Erie County Executive Mark C. Poloncarz doesn’t much like some aspects of the proposed changes to the Erie County Charter, but won’t say whether he will veto the revisions, only that he is struggling with the decision. But this shouldn’t be difficult. Poloncarz should veto this package of bills because it would all but emasculate the county Board of Ethics.
The charter revisions, hammered out by a committee this year, would implement several changes, including four-year terms for county legislators, a new process for drawing Legislature district boundaries and a requirement that more minorities and women be interviewed for top county positions.
But the package includes a poison pill in its treatment of the Erie County Board of Ethics. The revision would greatly expand membership of the board, to 18 members from the current five. With that change, Poloncarz says, the board would be rendered ineffective. He’s right. It would be difficult to gather a quorum for its meetings and, thus, all but impossible for it to render decisions on suspected ethics violations.

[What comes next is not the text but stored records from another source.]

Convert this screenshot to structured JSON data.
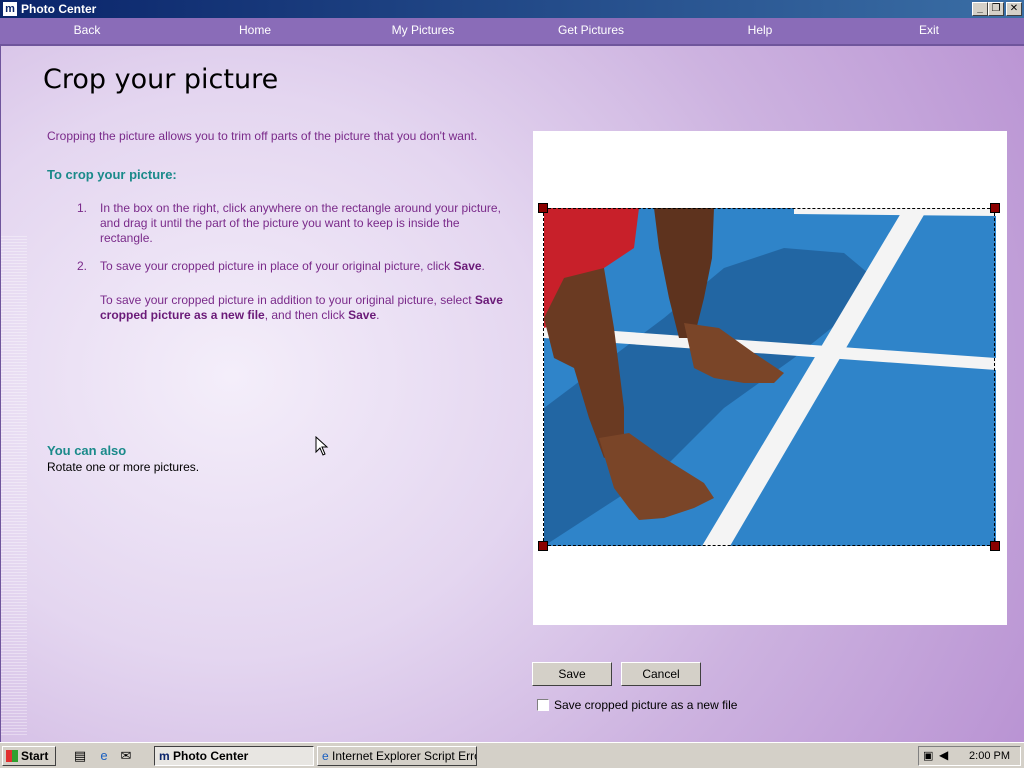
{
  "window": {
    "title": "Photo Center",
    "app_icon": "m",
    "controls": [
      "minimize",
      "restore",
      "close"
    ]
  },
  "nav": {
    "items": [
      "Back",
      "Home",
      "My Pictures",
      "Get Pictures",
      "Help",
      "Exit"
    ]
  },
  "page": {
    "title": "Crop your picture",
    "intro": "Cropping the picture allows you to trim off parts of the picture that you don't want.",
    "instructions_heading": "To crop your picture:",
    "step1_num": "1.",
    "step1_text": "In the box on the right, click anywhere on the rectangle around your picture, and drag it until the part of the picture you want to keep is inside the rectangle.",
    "step2_num": "2.",
    "step2_pre": "To save your cropped picture in place of your original picture, click ",
    "step2_bold": "Save",
    "step2_post": ".",
    "step2_extra_pre": "To save your cropped picture in addition to your original picture, select ",
    "step2_extra_bold1": "Save cropped picture as a new file",
    "step2_extra_mid": ", and then click ",
    "step2_extra_bold2": "Save",
    "step2_extra_post": ".",
    "also_heading": "You can also",
    "also_text": "Rotate one or more pictures."
  },
  "buttons": {
    "save": "Save",
    "cancel": "Cancel"
  },
  "checkbox": {
    "label": "Save cropped picture as a new file",
    "checked": false
  },
  "taskbar": {
    "start": "Start",
    "tasks": [
      "Photo Center",
      "Internet Explorer Script Error"
    ],
    "clock": "2:00 PM"
  },
  "colors": {
    "nav_bg": "#8a6cb8",
    "heading_teal": "#1a8a8a",
    "text_purple": "#7a2a8a",
    "handle": "#8b0000",
    "track_blue": "#2f84c9"
  }
}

It’s possible that the Charter Revision Commission and county legislators overlooked the implications of this change, but only if they weren’t thinking about what they were doing. On any volunteer board, it can be difficult to find members committed enough to show up regularly; when the minimum needed is nine, the task becomes unlikely to the point of unachievable.
Perhaps the problem for some is that the board has been too active of late, recently citing two Republican officeholders – a legislator and the county comptroller – for violations. The board levied a $500 fine against Legislator Ted Morton of Cheektowaga for filing false information on his 2013 financial disclosure form. Morton is suing over the ruling.
The ethics board also ruled that Erie County Comptroller Stefan Mychajliw violated the code in 2014 when he asked county-connected business leaders to cover nearly $12,000 in tuition costs for a Harvard University business program. Mychajliw disputed the board’s findings, but the violation was obvious and egregious.
Elected officeholders may not appreciate the spotlight that the Board of Ethics shines on them, but voters have every reason to approve. It’s their interests and their tax dollars at play when politicians try to fudge the standards of ethical behavior. Legislators should think twice – and then twice again – before weakening the board’s influence.
As Poloncarz observed in a meeting this week with The News editorial board, legislators can still go ahead with some of the other proposed changes regarding, for example, greater outreach for minorities and women in top positions. Any revision that does not change the powers of an elected official can be passed without need for a referendum.
But other proposed changes, including longer terms for legislators, do require a referendum, which at this point could not happen before 2017. That proposal, and other changes to the Board of Ethics, deserve to be reconsidered, though more thoughtfully.
And it’s not as though ethics rules don’t need to be revised. Both Poloncarz and Acting District Attorney Michael J. Flaherty Jr. have pushed this year for changes, such as prohibiting county leaders from hiring the relatives of party officials; forbidding the legislative or executive appointment of a political party official to any county agency, board or government authority; and requiring greater financial disclosure.
That’s how to improve the actions of the Board of Ethics, not by bloating it to the point of immobility. And if legislators want longer terms, the price needs to be greater accountability. Poloncarz should veto this and lawmakers should not dare to override.